All the President's Men
Two 1970s American classics get a spiffy update on Blu-ray.
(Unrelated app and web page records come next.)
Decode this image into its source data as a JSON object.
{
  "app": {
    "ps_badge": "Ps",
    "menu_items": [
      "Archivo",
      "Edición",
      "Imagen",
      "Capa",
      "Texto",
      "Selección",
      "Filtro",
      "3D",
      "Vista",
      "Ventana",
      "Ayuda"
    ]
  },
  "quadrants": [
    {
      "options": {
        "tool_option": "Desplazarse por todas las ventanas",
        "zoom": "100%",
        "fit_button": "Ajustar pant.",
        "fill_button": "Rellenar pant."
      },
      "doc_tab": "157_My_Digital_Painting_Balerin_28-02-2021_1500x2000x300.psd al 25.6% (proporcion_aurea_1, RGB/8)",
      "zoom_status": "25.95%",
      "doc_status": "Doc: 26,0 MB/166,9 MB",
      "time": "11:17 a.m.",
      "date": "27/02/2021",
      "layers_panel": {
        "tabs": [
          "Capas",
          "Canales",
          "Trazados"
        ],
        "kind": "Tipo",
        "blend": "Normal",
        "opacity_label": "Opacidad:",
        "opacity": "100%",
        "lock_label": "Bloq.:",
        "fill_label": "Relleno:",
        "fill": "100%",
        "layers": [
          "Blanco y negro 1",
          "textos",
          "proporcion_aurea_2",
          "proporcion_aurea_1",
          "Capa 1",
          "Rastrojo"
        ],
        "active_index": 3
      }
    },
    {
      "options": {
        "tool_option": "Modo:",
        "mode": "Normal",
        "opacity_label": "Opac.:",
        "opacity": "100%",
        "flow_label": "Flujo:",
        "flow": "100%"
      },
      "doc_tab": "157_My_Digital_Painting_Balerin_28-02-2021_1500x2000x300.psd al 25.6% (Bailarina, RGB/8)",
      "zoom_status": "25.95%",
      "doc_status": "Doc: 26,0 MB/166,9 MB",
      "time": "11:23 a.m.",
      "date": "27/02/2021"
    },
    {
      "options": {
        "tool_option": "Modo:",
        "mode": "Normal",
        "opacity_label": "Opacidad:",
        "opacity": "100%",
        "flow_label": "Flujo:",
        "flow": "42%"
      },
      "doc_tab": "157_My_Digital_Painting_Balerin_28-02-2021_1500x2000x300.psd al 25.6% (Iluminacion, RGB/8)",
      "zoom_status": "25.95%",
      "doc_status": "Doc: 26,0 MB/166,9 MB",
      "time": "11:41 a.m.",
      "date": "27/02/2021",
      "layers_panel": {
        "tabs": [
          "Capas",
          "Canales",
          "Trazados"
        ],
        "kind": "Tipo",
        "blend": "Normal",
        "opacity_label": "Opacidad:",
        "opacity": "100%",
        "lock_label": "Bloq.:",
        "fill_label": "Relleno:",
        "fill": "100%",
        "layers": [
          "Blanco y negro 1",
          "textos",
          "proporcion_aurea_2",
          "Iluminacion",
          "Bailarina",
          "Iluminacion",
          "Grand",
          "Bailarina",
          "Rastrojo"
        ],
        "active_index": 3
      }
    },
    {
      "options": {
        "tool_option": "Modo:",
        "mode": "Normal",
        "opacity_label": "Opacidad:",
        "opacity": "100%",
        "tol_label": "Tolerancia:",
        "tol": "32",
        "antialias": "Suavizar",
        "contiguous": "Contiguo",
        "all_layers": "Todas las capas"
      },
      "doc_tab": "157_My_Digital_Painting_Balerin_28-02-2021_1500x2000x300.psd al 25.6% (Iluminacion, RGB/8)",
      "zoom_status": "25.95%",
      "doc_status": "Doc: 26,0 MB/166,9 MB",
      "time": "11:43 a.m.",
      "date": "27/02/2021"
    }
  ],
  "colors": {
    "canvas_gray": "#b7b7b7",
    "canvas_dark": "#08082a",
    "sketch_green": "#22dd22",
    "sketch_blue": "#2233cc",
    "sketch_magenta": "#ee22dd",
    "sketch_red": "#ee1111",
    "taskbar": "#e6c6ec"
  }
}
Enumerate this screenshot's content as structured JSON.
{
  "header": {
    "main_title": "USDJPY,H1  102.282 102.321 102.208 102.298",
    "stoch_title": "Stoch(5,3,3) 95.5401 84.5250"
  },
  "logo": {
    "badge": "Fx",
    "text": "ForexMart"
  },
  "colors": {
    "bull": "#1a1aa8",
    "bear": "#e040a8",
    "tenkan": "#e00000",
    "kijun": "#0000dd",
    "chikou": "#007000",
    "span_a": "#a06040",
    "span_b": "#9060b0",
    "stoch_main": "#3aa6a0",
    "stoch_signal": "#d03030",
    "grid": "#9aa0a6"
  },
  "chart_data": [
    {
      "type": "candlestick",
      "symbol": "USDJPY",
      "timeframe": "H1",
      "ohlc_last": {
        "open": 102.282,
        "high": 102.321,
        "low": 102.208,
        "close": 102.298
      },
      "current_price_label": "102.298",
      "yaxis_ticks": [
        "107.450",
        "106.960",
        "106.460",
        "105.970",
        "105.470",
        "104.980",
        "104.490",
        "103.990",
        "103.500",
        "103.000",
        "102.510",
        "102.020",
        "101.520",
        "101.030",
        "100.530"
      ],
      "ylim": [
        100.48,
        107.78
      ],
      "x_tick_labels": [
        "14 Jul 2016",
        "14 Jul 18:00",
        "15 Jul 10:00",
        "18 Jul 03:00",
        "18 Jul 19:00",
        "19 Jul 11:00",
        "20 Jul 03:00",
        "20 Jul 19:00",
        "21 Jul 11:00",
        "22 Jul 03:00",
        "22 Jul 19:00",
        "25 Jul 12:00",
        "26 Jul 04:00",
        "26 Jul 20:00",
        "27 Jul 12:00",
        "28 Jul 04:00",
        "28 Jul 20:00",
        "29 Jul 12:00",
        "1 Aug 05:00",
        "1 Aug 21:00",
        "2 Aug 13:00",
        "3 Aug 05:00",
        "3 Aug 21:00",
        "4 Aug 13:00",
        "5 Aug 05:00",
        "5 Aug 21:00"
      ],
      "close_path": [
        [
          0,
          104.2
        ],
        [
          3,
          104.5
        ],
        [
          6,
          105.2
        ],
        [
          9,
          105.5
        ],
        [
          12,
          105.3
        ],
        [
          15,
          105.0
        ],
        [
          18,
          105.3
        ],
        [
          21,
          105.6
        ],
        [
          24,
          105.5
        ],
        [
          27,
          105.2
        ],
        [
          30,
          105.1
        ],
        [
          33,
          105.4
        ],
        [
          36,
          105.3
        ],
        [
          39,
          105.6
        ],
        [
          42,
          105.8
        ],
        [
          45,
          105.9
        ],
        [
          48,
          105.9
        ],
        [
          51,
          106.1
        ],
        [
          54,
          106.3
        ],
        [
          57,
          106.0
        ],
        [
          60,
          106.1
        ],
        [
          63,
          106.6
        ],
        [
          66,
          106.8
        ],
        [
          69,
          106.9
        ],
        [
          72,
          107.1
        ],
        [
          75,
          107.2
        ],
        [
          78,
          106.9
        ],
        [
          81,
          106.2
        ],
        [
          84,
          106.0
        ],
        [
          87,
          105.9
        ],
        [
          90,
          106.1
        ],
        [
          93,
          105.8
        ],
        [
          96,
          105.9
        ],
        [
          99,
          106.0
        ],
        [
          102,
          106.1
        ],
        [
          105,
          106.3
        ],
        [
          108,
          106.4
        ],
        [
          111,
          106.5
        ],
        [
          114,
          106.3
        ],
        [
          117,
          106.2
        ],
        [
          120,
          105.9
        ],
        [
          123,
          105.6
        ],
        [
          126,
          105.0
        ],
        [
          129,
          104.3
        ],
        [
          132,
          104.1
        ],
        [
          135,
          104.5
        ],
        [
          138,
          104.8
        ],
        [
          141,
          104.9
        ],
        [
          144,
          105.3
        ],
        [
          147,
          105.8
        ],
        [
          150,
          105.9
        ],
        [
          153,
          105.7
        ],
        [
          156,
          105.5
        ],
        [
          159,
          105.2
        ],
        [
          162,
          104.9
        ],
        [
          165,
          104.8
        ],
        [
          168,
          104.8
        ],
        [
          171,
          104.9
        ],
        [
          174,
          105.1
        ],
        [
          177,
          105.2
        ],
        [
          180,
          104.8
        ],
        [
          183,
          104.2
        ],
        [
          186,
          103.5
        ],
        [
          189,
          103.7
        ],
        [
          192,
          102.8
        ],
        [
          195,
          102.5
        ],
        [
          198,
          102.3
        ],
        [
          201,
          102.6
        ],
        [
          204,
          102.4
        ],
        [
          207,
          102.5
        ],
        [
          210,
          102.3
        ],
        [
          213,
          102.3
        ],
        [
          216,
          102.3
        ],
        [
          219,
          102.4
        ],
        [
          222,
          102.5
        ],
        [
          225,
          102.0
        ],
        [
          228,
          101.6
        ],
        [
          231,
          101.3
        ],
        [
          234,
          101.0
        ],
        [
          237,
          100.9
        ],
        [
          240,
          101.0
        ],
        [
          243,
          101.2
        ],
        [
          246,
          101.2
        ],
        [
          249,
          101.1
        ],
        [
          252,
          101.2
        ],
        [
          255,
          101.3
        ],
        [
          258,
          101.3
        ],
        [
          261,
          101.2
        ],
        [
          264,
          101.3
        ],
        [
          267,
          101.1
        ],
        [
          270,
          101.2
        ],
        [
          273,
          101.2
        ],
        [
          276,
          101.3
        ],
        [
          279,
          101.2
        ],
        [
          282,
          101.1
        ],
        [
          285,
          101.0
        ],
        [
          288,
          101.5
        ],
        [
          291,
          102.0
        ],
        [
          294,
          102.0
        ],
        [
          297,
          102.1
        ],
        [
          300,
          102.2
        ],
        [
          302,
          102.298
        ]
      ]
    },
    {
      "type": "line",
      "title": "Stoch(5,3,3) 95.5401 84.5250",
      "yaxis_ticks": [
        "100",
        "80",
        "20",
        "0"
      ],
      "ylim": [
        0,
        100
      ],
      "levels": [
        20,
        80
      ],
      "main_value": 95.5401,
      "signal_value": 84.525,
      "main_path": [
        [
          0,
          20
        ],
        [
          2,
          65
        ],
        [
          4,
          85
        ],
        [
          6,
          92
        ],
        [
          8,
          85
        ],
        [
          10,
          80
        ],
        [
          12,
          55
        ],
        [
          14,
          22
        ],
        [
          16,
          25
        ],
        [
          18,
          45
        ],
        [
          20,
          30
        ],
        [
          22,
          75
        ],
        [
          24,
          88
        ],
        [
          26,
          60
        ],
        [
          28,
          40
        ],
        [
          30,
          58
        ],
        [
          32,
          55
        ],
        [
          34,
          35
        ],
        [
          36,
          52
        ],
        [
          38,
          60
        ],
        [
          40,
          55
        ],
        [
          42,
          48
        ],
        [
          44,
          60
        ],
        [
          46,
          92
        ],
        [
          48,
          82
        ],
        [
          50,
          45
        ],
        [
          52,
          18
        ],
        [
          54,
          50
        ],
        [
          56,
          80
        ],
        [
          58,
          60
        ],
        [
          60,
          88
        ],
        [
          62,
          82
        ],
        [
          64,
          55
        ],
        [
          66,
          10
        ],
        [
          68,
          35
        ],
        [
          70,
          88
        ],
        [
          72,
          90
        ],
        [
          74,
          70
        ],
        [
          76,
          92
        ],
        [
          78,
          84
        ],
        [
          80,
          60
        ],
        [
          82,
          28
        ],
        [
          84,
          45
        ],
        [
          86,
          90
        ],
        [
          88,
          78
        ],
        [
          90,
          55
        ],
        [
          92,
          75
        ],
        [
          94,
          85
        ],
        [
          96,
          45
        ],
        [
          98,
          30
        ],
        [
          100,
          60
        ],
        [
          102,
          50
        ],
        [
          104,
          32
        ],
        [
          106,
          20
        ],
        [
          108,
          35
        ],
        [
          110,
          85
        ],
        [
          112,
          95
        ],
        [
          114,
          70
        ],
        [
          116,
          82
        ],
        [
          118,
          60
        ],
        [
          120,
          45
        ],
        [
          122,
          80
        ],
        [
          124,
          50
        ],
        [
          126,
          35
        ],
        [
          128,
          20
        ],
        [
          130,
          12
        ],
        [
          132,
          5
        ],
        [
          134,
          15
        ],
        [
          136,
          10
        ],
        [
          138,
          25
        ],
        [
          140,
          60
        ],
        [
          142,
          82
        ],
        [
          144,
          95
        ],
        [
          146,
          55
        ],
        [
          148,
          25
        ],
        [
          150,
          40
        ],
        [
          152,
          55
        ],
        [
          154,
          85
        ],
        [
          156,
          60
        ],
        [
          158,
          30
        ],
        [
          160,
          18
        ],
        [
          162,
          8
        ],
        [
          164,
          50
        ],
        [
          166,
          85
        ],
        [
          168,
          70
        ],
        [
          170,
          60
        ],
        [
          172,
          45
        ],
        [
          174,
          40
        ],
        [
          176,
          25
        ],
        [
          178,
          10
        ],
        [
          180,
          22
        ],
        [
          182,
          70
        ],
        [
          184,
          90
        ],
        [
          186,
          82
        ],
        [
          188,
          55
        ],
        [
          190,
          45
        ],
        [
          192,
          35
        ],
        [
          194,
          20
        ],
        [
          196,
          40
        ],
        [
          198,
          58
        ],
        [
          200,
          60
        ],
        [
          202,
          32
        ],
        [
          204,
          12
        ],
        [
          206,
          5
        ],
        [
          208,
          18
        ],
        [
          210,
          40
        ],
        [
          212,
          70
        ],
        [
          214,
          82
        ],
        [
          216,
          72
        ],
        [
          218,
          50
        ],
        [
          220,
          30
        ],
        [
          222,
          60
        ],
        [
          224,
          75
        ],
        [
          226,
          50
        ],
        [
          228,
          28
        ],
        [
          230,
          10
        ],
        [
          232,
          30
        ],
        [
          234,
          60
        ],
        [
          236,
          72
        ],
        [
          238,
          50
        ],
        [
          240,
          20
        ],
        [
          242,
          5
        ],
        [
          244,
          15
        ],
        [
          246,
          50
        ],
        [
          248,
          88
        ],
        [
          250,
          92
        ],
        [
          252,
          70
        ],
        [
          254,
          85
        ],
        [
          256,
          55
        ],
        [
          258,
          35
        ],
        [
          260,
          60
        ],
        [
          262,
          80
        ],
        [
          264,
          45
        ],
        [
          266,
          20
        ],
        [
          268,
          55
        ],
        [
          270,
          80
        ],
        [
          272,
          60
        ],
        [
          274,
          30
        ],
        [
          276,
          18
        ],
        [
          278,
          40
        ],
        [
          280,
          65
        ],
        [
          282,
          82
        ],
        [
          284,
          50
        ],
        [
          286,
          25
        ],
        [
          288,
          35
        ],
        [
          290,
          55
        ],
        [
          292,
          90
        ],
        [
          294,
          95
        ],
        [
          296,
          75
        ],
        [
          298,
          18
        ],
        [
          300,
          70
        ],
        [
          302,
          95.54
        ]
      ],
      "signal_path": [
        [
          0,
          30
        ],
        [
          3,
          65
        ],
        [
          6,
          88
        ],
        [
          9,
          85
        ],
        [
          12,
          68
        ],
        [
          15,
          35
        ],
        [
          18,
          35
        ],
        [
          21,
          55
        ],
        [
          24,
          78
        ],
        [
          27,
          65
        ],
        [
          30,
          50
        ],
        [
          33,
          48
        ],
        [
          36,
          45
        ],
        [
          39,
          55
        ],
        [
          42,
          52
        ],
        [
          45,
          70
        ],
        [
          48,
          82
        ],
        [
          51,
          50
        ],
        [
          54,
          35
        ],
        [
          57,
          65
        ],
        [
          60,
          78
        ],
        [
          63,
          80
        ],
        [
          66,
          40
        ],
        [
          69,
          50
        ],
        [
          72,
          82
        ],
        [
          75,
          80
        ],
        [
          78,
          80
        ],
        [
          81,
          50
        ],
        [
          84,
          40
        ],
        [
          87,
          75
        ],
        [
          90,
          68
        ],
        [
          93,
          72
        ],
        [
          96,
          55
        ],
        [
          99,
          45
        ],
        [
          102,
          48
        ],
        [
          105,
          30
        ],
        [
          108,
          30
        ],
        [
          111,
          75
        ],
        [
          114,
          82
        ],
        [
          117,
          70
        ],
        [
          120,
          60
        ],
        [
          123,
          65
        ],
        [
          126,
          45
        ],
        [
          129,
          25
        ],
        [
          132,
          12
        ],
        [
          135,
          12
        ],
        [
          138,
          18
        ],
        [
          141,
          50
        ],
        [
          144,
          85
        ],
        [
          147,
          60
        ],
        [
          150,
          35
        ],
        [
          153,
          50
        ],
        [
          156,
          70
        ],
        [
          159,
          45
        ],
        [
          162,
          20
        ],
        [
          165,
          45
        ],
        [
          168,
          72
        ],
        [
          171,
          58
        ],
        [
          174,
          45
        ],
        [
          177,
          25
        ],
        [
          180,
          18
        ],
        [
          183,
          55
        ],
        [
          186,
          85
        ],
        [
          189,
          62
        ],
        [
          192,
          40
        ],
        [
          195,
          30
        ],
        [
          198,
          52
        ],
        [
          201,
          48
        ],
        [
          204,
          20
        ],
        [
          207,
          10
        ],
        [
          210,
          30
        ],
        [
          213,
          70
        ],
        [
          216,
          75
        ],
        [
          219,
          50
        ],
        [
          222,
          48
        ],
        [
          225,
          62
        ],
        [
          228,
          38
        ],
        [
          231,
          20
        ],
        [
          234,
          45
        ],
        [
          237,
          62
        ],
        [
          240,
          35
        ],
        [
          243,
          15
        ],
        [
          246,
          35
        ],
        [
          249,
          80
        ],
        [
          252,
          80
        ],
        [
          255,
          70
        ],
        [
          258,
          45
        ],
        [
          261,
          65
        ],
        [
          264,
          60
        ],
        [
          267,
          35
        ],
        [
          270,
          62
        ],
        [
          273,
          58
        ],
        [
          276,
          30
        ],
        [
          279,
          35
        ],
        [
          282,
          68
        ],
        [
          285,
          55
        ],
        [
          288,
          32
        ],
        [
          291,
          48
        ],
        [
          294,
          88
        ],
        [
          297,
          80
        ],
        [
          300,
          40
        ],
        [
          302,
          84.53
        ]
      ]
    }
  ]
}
In 1976, America was swept up in a tizzy of Bicentennial fever. Red, white, and blue bunting was everywhere you looked. The government reissued the two-dollar bill. Paul Anka hosted an NBC special called Happy Birthday, America. But underneath all of the shiny, happy jingoism were the still-fresh scabs of our messy exit from Vietnam and the recent resignation of Richard Nixon. The country was sick. And Hollywood became our national shrink, serving up a double-dose look at what was ailing us in Network (1976, R, 2 hrs., 1 min.) and All the President’s Men (1976, PG, ? 2 hrs., 18 mins.). Commemorating their 35th anniversaries, both films have gotten flashy new Blu-ray releases packed with Extras like juicy commentaries, vintage interviews, and rich making-of featurettes that give us a peek behind the celluloid curtain. When Sidney Lumet adapted Paddy Chayefsky’s scathing satire Network, we were all still at the mercy of three TV networks, whose trusted nightly news anchors were the stentorian voices of God. There was no Fox News, no Daily Show, and carny-barking reality TV freak shows were still a couple of decades off. But somehow Network saw them all coming. Craven TV execs like Faye Dunaway’s may have seemed harmlessly cartoonish then, but now they feel like a dangerous prophecy come true. It’s only a matter of time before some on-air Tea Party type has a Howard Beale-style meltdown, urging us to go to our windows and shout, ?I’m as mad as hell, and I’m not going to take this anymore!” The film’s never been more timely. Ditto for Alan J. Pakula’s All the President’s Men. Based on Bob Woodward and Carl Bernstein’s best-seller about cracking the byzantine Watergate cover-up, the movie is a victory lap for American journalism — the triumphant flip side to Network‘s self-loathing take on the media. It also anticipated our current WikiLeaks era, with Robert Redford (Woodward) and Dustin Hoffman (Bernstein) milking anonymous sources and burning shoe leather to speak truth to power. These films are timeless and essential, raising thorny questions we’re still struggling to answer 35 years later. That must have been heavy stuff to be hit with at the multiplex in 1976. Maybe that’s why Rocky walked away with Best Picture. Both films: A